    Yet we don't just consider our simple actions to be right or wrong, but rather what's within our power to do. After all, a child feels quite justified in saying "but I didn't do it/take part" while an older person knows that remaining silent is often tacit approval.

    To approach it from another angle, I read somewhere (sorry, I don't have a citation handy) that the portion of the brain responsible for projecting multiple-order consequences isn't fully developed until one is in their mid-20s. Ergo, younger people necessarily need hard-and-fast guidelines, guidelines older, more experienced people know when to set aside. For if you follow any rule blindly enough, it will eventually lead you down evil paths.

    That said, if morals therefore derive from the society, then the society is quite well justified in punishing those who act contrary.
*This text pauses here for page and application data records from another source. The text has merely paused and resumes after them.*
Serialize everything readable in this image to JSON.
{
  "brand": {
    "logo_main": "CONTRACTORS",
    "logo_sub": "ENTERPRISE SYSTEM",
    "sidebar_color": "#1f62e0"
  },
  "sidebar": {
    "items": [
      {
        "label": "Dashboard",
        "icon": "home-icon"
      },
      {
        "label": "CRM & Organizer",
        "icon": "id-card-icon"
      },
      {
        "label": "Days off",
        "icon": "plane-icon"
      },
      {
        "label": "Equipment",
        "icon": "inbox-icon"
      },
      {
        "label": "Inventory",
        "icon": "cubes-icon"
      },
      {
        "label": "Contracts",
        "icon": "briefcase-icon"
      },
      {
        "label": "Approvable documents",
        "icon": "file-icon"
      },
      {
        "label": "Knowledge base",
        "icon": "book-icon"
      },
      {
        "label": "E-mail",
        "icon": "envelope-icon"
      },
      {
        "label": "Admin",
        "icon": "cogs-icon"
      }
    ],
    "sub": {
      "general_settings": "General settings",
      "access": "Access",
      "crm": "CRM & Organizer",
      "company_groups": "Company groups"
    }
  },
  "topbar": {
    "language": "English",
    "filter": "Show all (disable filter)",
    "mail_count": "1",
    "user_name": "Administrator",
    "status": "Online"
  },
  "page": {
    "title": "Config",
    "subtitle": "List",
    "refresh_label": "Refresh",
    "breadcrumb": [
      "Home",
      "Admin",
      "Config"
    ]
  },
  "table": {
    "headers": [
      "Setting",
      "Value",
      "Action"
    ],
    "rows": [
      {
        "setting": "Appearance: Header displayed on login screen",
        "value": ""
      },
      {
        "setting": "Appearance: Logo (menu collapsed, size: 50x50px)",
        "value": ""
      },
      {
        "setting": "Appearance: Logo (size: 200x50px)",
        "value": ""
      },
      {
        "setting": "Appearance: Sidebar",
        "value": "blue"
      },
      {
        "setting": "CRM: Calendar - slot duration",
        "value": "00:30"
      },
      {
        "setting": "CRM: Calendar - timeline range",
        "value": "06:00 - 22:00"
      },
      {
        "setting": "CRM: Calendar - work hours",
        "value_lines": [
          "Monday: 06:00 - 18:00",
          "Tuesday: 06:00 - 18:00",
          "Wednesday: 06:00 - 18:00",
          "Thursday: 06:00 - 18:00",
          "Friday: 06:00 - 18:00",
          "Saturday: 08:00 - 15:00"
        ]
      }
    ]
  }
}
The only question then is, does the transgressor's actions progress society (in a possibly uncomfortable way) or merely regress it? Which is a question one must necessarily have the benefit of experience to answer.

    ReplyDelete